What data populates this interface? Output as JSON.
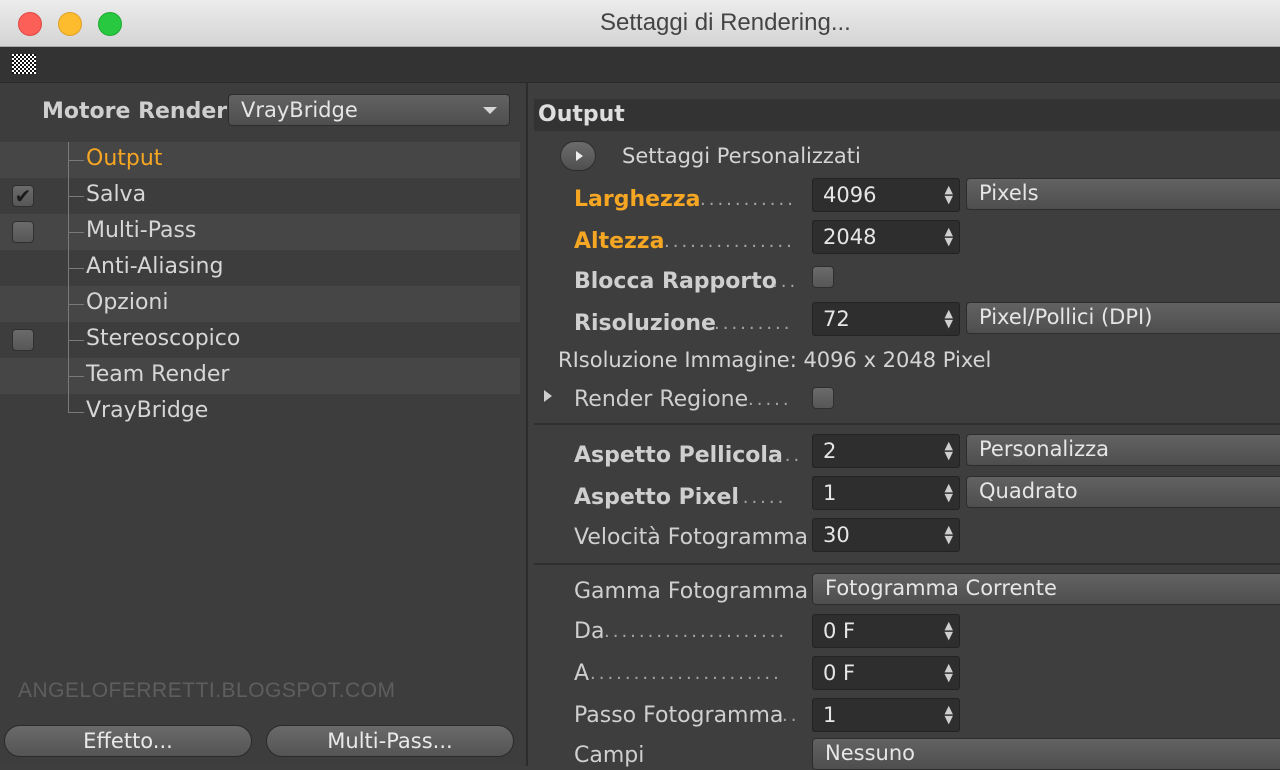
{
  "window": {
    "title": "Settaggi di Rendering..."
  },
  "left": {
    "engine_label": "Motore Render",
    "engine_value": "VrayBridge",
    "tree": [
      {
        "label": "Output",
        "active": true,
        "check": "none"
      },
      {
        "label": "Salva",
        "active": false,
        "check": "checked"
      },
      {
        "label": "Multi-Pass",
        "active": false,
        "check": "unchecked"
      },
      {
        "label": "Anti-Aliasing",
        "active": false,
        "check": "none"
      },
      {
        "label": "Opzioni",
        "active": false,
        "check": "none"
      },
      {
        "label": "Stereoscopico",
        "active": false,
        "check": "unchecked"
      },
      {
        "label": "Team Render",
        "active": false,
        "check": "none"
      },
      {
        "label": "VrayBridge",
        "active": false,
        "check": "none"
      }
    ],
    "checkmark": "✔",
    "watermark": "ANGELOFERRETTI.BLOGSPOT.COM",
    "effect_button": "Effetto...",
    "multipass_button": "Multi-Pass..."
  },
  "right": {
    "section_title": "Output",
    "preset_label": "Settaggi  Personalizzati",
    "width_label": "Larghezza",
    "width_value": "4096",
    "width_unit": "Pixels",
    "height_label": "Altezza",
    "height_value": "2048",
    "lock_ratio_label": "Blocca Rapporto",
    "resolution_label": "Risoluzione",
    "resolution_value": "72",
    "resolution_unit": "Pixel/Pollici (DPI)",
    "image_resolution": "RIsoluzione Immagine: 4096 x 2048 Pixel",
    "render_region_label": "Render Regione",
    "film_aspect_label": "Aspetto Pellicola",
    "film_aspect_value": "2",
    "film_aspect_preset": "Personalizza",
    "pixel_aspect_label": "Aspetto Pixel",
    "pixel_aspect_value": "1",
    "pixel_aspect_preset": "Quadrato",
    "frame_rate_label": "Velocità Fotogramma",
    "frame_rate_value": "30",
    "frame_range_label": "Gamma Fotogramma",
    "frame_range_value": "Fotogramma Corrente",
    "from_label": "Da",
    "from_value": "0 F",
    "to_label": "A",
    "to_value": "0 F",
    "frame_step_label": "Passo Fotogramma",
    "frame_step_value": "1",
    "fields_label": "Campi",
    "fields_value": "Nessuno"
  }
}
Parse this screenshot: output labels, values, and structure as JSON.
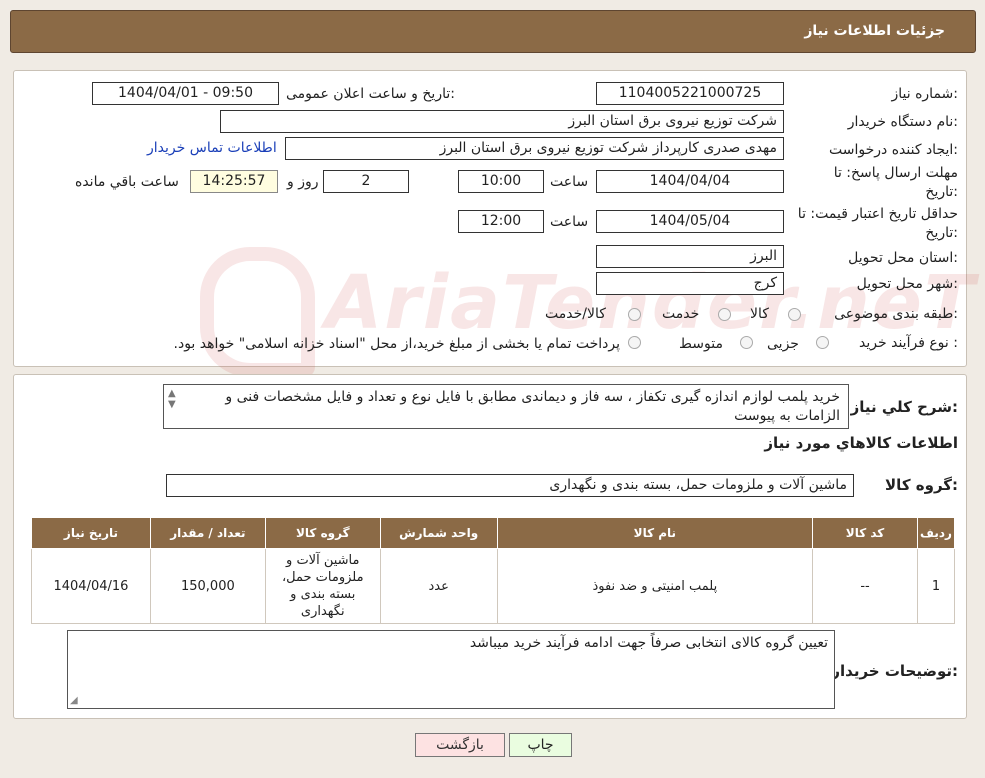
{
  "page_title": "جزئیات اطلاعات نیاز",
  "form": {
    "need_number_label": "شماره نیاز:",
    "need_number": "1104005221000725",
    "announce_label": "تاریخ و ساعت اعلان عمومی:",
    "announce_value": "1404/04/01 - 09:50",
    "buyer_org_label": "نام دستگاه خریدار:",
    "buyer_org": "شرکت توزیع نیروی برق استان البرز",
    "creator_label": "ایجاد کننده درخواست:",
    "creator": "مهدی صدری کارپرداز شرکت توزیع نیروی برق استان البرز",
    "contact_link": "اطلاعات تماس خریدار",
    "reply_deadline_label_1": "مهلت ارسال پاسخ: تا",
    "reply_deadline_label_2": "تاریخ:",
    "reply_date": "1404/04/04",
    "time_label": "ساعت",
    "reply_time": "10:00",
    "days_value": "2",
    "days_label": "روز و",
    "remaining_time": "14:25:57",
    "remaining_label": "ساعت باقي مانده",
    "validity_label_1": "حداقل تاریخ اعتبار قیمت: تا",
    "validity_label_2": "تاریخ:",
    "validity_date": "1404/05/04",
    "validity_time": "12:00",
    "province_label": "استان محل تحویل:",
    "province": "البرز",
    "city_label": "شهر محل تحویل:",
    "city": "کرج",
    "category_label": "طبقه بندی موضوعی:",
    "category_options": [
      "کالا",
      "خدمت",
      "کالا/خدمت"
    ],
    "purchase_type_label": "نوع فرآیند خرید :",
    "purchase_type_options": [
      "جزیی",
      "متوسط"
    ],
    "purchase_note": "پرداخت تمام یا بخشی از مبلغ خرید،از محل \"اسناد خزانه اسلامی\" خواهد بود."
  },
  "details": {
    "description_label": "شرح کلي نياز:",
    "description": "خرید پلمب لوازم اندازه گیری تکفاز ، سه فاز و دیماندی  مطابق با فایل نوع و تعداد و فایل مشخصات فنی و الزامات به پیوست",
    "goods_info_title": "اطلاعات کالاهاي مورد نياز",
    "goods_group_label": "گروه کالا:",
    "goods_group": "ماشین آلات و ملزومات حمل، بسته بندی و نگهداری"
  },
  "table": {
    "headers": [
      "رديف",
      "کد کالا",
      "نام کالا",
      "واحد شمارش",
      "گروه کالا",
      "تعداد / مقدار",
      "تاريخ نياز"
    ],
    "rows": [
      {
        "row": "1",
        "code": "--",
        "name": "پلمب امنیتی و ضد نفوذ",
        "unit": "عدد",
        "group": "ماشین آلات و ملزومات حمل، بسته بندی و نگهداری",
        "quantity": "150,000",
        "date": "1404/04/16"
      }
    ]
  },
  "buyer_notes_label": "توضیحات خریدار:",
  "buyer_notes": "تعیین گروه کالای انتخابی صرفاً جهت ادامه فرآیند خرید میباشد",
  "buttons": {
    "print": "چاپ",
    "back": "بازگشت"
  },
  "colors": {
    "header_bg": "#8b6a46",
    "print_bg": "#eafde0",
    "back_bg": "#fde2e2",
    "link": "#1a3fb8"
  }
}
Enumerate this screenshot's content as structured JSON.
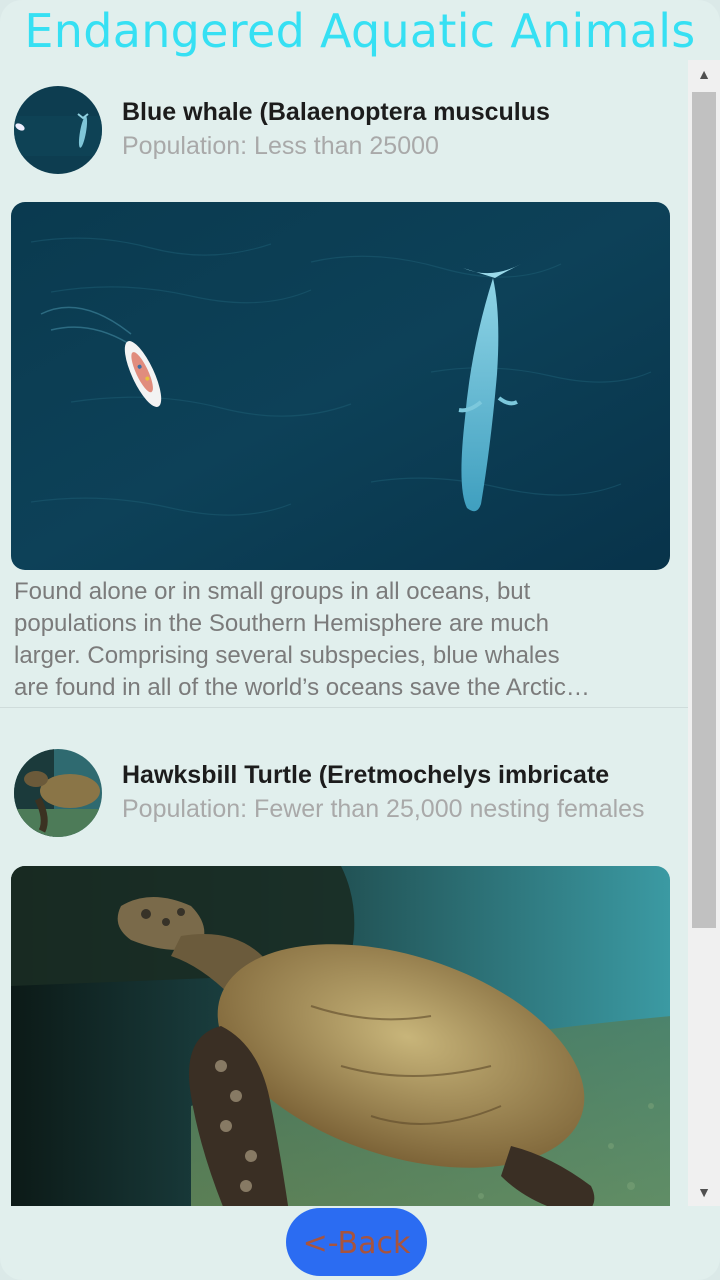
{
  "app": {
    "title": "Endangered Aquatic Animals"
  },
  "animals": [
    {
      "name": "Blue whale (Balaenoptera musculus",
      "population": "Population: Less than 25000",
      "description_lines": [
        "Found alone or in small groups in all oceans, but",
        "populations in the Southern Hemisphere are much",
        "larger. Comprising several subspecies, blue whales",
        "are found in all of the world’s oceans save the Arctic…"
      ]
    },
    {
      "name": "Hawksbill Turtle (Eretmochelys imbricate",
      "population": "Population: Fewer than 25,000 nesting females"
    }
  ],
  "footer": {
    "back_label": "<-Back"
  },
  "scrollbar": {
    "up_glyph": "▲",
    "down_glyph": "▼"
  },
  "colors": {
    "title": "#36e0f3",
    "back_button": "#2b6cf2",
    "background": "#e1efed"
  }
}
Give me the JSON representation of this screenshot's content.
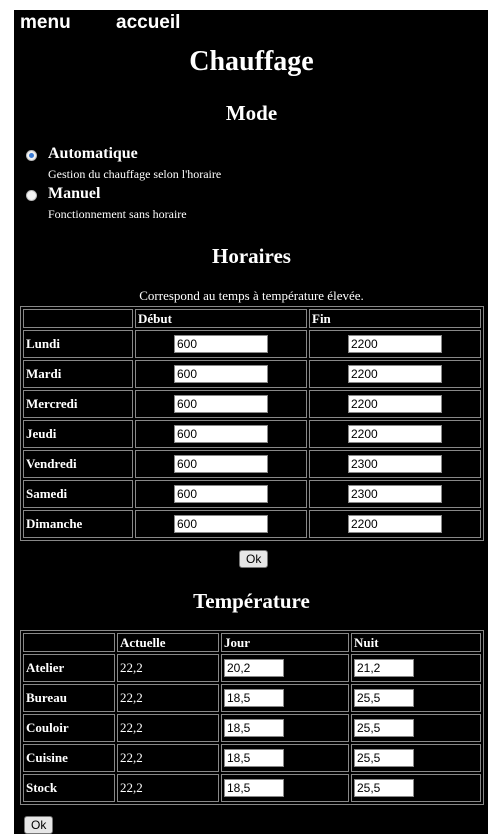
{
  "nav": {
    "menu": "menu",
    "home": "accueil"
  },
  "page": {
    "title": "Chauffage"
  },
  "mode": {
    "heading": "Mode",
    "options": [
      {
        "label": "Automatique",
        "description": "Gestion du chauffage selon l'horaire",
        "selected": true
      },
      {
        "label": "Manuel",
        "description": "Fonctionnement sans horaire",
        "selected": false
      }
    ]
  },
  "schedule": {
    "heading": "Horaires",
    "note": "Correspond au temps à température élevée.",
    "columns": [
      "",
      "Début",
      "Fin"
    ],
    "rows": [
      {
        "day": "Lundi",
        "start": "600",
        "end": "2200"
      },
      {
        "day": "Mardi",
        "start": "600",
        "end": "2200"
      },
      {
        "day": "Mercredi",
        "start": "600",
        "end": "2200"
      },
      {
        "day": "Jeudi",
        "start": "600",
        "end": "2200"
      },
      {
        "day": "Vendredi",
        "start": "600",
        "end": "2300"
      },
      {
        "day": "Samedi",
        "start": "600",
        "end": "2300"
      },
      {
        "day": "Dimanche",
        "start": "600",
        "end": "2200"
      }
    ],
    "ok_label": "Ok"
  },
  "temperature": {
    "heading": "Température",
    "columns": [
      "",
      "Actuelle",
      "Jour",
      "Nuit"
    ],
    "rows": [
      {
        "room": "Atelier",
        "current": "22,2",
        "day": "20,2",
        "night": "21,2"
      },
      {
        "room": "Bureau",
        "current": "22,2",
        "day": "18,5",
        "night": "25,5"
      },
      {
        "room": "Couloir",
        "current": "22,2",
        "day": "18,5",
        "night": "25,5"
      },
      {
        "room": "Cuisine",
        "current": "22,2",
        "day": "18,5",
        "night": "25,5"
      },
      {
        "room": "Stock",
        "current": "22,2",
        "day": "18,5",
        "night": "25,5"
      }
    ],
    "ok_label": "Ok"
  },
  "colors": {
    "background": "#000000",
    "text": "#ffffff",
    "radio_selected": "#3a7bd5"
  }
}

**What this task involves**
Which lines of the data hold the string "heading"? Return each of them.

**Expected answer**
    "heading": "Mode",
    "heading": "Horaires",
    "heading": "Température",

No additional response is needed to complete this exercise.